If the provision remains in the final budget bill passed by Congress--the House's budget bill contains no such provision--hospitals essentially would be required to train a new generation of potential whistle-blowers under their own roofs and at their own cost. The education requirement would apply only to providers receiving at least $1 million in annual Medicaid reimbursement, said lobbyist John McMickle, a partner in the Washington office of Winston & Strawn.
The proposed bill, the Deficit Reduction Omnibus Reconciliation Act of 2005, also would encourage states to implement their own false claims acts by increasing their share of false claims recoveries. Fifteen states, the District of Columbia, New York City and Chicago have false claims acts.
Sen. Chuck Grassley (R-Iowa), who helped revise the Civil War-era law in 1986, called the False Claims Act "the single most important tool U.S. taxpayers have to recover the billions of dollars stolen through fraud every year" in a letter sent to President Bush. The False Claims Act has recovered nearly $16 billion since 1986, with more than $1.5 billion in fiscal 2005.
"We think nothing will suppress fraud more than deputizing healthcare workers in the effort to fight fraud," said Patrick Burns, a spokesman with the whistle-blower support group Taxpayers Against Fraud. "And that's essentially what the False Claims Act does."
Healthcare consultant Andy Schneider, a principal in Medicaid Policy, said the effective date for complying with the training mandates would be Jan. 1, 2007, and would require hospitals, HMOs and other eligible Medicaid participants to establish policies and procedures for all employees, managers, contractors and agents. The information must be included in employee handbooks and taught to new employees upon hiring.
"If hospitals already include this information in their compliance programs, then it won't have much effect," Schneider said. "But if they don't, then it's going to change a lot of compliance programs. And training agents and contractors may be new ground for a lot of them."
John Boese, a healthcare defense lawyer with Fried Frank Harris Shriver & Jacobson who authored a book on the False Claims Act, called the breadth of the proposed training requirements "extraordinary" and the cost significant.

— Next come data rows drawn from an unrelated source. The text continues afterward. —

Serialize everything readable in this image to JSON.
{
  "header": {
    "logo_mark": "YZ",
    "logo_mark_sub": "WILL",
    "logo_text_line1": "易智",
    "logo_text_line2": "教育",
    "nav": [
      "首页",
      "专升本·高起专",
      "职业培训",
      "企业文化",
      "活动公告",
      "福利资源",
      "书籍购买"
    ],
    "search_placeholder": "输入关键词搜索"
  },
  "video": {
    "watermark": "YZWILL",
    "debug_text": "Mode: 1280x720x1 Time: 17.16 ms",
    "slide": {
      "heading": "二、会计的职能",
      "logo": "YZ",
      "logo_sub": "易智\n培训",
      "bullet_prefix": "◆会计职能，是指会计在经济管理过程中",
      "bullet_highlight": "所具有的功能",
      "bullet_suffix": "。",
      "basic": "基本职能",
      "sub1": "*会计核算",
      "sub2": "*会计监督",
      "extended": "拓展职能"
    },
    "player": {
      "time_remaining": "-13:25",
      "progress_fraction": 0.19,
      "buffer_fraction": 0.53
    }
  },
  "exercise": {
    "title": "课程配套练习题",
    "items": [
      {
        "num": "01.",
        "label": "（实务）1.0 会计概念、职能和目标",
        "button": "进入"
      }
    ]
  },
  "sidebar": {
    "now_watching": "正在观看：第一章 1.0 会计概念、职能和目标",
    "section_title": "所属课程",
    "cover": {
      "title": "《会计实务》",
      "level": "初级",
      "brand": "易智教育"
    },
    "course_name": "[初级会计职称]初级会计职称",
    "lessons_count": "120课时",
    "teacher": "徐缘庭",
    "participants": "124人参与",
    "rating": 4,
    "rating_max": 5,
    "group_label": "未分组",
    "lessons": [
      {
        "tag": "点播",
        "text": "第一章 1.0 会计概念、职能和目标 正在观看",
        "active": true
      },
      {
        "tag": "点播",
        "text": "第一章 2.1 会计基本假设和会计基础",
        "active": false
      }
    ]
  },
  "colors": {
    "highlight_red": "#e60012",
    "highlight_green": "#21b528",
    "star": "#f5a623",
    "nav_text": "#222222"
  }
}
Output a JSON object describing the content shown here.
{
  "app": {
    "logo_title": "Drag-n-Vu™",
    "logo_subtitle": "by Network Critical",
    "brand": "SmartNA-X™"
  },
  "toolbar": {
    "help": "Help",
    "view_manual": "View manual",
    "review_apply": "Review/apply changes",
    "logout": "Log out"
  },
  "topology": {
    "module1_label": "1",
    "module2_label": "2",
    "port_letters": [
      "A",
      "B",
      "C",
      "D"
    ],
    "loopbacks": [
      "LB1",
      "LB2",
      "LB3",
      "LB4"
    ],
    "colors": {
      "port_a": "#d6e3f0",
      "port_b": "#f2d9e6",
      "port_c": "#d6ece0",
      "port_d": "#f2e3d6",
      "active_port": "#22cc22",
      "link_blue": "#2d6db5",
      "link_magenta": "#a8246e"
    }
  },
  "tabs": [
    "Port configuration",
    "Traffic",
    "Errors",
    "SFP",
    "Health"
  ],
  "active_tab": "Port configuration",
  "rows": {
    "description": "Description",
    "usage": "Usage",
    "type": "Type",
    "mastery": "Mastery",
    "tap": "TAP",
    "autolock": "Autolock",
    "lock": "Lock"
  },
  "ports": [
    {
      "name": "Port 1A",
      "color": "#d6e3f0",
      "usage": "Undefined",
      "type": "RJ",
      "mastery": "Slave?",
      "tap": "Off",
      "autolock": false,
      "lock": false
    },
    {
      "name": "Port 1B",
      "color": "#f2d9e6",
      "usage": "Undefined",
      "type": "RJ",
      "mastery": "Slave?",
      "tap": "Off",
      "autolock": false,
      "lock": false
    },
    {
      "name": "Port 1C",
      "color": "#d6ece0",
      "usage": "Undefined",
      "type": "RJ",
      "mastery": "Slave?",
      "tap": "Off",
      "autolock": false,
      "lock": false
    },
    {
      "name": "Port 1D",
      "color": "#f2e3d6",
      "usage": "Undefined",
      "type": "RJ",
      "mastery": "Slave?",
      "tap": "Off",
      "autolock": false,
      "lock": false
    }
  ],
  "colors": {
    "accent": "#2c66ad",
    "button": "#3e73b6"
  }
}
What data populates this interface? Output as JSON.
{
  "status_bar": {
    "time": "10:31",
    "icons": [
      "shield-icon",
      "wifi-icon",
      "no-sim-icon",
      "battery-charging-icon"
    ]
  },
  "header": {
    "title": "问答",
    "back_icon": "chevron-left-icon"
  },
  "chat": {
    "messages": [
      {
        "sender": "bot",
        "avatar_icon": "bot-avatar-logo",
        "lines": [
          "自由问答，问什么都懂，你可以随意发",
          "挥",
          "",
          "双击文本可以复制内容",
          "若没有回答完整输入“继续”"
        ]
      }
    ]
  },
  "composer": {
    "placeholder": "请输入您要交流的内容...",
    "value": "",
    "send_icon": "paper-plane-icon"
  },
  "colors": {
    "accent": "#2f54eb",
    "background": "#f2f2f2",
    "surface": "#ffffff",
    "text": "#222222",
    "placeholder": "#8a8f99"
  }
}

Thomas Nickels, vice president of federal relations at the American Hospital Association, said most hospitals currently have compliance programs that include employee education and offer whistle-blower protections. "But to mandate this under federal law could be burdensome, costly and duplicative for us," Nickels said.